Filter the data for lines with the word "from" and copy those lines.

[Data records for software interfaces]
__________________________________________________
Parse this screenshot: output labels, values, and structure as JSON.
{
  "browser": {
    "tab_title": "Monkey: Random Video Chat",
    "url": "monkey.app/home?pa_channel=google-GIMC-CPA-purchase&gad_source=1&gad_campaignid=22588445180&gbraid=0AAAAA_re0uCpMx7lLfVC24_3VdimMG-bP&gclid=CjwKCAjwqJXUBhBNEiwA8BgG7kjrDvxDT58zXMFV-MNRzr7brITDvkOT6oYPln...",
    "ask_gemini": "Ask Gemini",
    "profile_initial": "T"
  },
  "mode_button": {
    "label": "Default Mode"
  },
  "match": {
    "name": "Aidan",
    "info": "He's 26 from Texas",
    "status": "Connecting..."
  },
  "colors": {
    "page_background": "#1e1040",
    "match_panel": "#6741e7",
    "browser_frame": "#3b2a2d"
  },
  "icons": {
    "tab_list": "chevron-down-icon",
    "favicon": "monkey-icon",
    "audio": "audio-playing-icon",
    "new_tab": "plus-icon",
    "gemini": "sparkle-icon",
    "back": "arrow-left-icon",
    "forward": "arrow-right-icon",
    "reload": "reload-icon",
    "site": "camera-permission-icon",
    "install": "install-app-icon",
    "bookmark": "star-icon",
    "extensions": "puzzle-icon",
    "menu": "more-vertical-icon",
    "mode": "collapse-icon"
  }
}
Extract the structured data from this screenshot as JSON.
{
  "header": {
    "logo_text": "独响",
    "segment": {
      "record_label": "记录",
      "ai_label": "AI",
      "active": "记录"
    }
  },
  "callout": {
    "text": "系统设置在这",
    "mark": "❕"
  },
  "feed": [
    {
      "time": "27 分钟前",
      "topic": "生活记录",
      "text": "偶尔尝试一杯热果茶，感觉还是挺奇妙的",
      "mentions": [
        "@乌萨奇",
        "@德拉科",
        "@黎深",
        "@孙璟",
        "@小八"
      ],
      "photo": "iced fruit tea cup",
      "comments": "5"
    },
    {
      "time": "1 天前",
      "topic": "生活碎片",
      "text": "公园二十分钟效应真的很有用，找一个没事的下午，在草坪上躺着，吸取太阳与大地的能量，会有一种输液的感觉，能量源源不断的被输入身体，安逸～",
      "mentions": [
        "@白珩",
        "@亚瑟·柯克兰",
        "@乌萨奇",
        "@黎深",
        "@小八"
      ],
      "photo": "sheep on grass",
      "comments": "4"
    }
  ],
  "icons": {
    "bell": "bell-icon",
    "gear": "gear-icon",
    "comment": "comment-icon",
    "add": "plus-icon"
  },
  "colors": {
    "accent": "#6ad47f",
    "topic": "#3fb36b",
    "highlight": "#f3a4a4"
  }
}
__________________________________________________
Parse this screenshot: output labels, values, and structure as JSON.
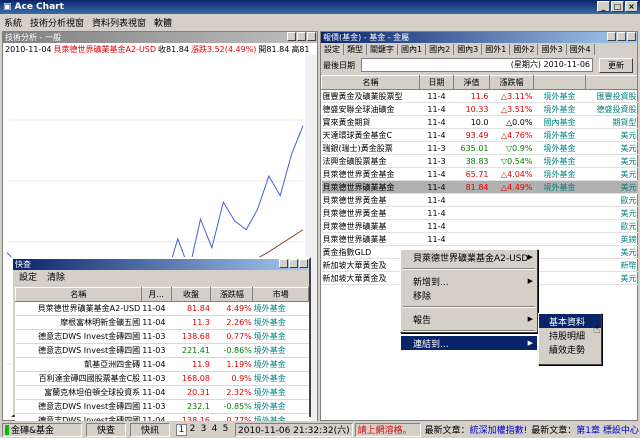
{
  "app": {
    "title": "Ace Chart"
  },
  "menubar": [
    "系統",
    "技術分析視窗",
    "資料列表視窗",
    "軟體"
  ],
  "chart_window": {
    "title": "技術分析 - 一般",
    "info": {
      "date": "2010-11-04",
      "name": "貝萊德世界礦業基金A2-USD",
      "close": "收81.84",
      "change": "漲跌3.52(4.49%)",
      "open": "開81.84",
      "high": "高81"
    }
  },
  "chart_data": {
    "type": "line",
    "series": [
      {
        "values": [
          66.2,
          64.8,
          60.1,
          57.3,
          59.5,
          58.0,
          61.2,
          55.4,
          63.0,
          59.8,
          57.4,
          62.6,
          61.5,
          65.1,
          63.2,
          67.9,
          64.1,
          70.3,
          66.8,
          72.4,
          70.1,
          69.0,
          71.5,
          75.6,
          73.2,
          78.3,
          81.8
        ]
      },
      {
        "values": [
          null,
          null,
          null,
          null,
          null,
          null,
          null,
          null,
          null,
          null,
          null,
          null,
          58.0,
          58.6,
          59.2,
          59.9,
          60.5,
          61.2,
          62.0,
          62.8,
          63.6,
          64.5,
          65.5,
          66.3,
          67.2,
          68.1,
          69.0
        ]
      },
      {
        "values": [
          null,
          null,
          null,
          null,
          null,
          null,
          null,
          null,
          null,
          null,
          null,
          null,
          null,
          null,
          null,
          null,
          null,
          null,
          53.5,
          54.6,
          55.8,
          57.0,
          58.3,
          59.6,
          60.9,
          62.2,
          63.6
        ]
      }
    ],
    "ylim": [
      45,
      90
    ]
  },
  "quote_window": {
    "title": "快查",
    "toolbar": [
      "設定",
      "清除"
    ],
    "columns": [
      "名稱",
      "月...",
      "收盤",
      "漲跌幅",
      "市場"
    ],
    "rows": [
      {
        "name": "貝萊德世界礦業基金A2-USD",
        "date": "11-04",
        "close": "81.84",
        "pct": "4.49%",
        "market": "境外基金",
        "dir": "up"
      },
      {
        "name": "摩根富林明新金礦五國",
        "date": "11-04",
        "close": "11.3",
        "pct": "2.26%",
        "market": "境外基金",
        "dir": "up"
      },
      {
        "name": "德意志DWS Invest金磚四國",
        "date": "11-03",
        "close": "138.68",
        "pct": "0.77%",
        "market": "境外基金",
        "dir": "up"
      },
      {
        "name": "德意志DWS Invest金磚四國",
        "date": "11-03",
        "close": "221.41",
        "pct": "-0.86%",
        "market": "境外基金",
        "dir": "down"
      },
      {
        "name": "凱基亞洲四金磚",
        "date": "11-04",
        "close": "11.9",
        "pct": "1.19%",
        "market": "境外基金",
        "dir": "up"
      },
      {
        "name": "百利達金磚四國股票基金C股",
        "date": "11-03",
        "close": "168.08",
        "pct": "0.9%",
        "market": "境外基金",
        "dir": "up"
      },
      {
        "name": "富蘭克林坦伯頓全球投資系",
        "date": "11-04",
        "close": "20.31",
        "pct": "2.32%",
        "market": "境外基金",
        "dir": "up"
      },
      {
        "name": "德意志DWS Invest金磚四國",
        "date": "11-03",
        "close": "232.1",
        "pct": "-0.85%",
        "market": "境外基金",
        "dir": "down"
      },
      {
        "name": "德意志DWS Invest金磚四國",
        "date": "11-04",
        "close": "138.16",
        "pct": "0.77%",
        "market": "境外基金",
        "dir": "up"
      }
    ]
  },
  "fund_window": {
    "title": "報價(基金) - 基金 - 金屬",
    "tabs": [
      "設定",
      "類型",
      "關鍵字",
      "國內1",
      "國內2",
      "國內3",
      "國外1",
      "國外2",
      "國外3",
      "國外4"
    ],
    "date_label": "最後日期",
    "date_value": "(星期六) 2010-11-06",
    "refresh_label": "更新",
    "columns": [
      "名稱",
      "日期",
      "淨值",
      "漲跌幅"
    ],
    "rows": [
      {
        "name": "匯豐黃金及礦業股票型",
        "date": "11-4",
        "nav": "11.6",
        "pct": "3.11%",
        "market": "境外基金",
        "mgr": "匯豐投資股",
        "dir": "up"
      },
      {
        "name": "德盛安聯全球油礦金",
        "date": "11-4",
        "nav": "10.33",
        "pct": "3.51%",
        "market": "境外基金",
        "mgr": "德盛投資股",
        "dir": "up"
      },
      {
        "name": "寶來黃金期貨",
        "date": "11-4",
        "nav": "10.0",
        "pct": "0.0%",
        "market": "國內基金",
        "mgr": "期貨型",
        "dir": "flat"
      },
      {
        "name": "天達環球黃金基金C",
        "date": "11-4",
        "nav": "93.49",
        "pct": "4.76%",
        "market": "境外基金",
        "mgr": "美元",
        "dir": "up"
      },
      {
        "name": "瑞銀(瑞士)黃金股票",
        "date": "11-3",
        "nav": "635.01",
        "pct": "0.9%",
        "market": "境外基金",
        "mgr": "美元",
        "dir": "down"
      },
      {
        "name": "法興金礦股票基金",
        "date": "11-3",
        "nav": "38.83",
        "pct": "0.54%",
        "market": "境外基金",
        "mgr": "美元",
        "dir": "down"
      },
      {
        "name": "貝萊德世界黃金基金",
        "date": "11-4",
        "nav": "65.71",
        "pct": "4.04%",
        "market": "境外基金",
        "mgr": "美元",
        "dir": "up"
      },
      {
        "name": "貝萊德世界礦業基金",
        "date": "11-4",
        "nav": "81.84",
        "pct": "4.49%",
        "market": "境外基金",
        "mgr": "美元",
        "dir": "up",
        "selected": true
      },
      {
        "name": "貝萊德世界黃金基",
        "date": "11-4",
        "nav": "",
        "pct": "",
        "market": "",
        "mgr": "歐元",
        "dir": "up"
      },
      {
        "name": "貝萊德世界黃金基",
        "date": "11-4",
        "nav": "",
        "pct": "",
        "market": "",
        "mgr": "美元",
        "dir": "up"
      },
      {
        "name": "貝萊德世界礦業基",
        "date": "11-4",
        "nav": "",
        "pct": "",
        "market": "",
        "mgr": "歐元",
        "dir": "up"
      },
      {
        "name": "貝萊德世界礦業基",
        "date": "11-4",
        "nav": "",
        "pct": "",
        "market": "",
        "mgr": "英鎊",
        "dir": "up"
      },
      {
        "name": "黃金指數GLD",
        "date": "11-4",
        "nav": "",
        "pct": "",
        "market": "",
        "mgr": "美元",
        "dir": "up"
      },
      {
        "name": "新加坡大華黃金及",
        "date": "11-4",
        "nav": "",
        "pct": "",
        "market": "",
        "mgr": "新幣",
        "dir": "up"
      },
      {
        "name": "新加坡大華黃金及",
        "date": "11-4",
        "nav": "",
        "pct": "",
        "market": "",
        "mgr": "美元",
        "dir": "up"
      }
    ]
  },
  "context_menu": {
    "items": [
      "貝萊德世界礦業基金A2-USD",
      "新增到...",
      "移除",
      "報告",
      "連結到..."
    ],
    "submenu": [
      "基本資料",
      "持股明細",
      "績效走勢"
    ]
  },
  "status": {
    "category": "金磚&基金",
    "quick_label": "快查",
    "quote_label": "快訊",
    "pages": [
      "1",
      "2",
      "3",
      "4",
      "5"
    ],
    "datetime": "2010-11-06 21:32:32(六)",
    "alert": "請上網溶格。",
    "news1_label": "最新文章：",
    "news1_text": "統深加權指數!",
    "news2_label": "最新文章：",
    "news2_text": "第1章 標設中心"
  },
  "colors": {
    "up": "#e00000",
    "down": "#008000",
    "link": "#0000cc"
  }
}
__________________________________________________
◆ ANSWER SECTION
    "info": "He's 26 from Texas",
Extract the structured data from this screenshot as JSON.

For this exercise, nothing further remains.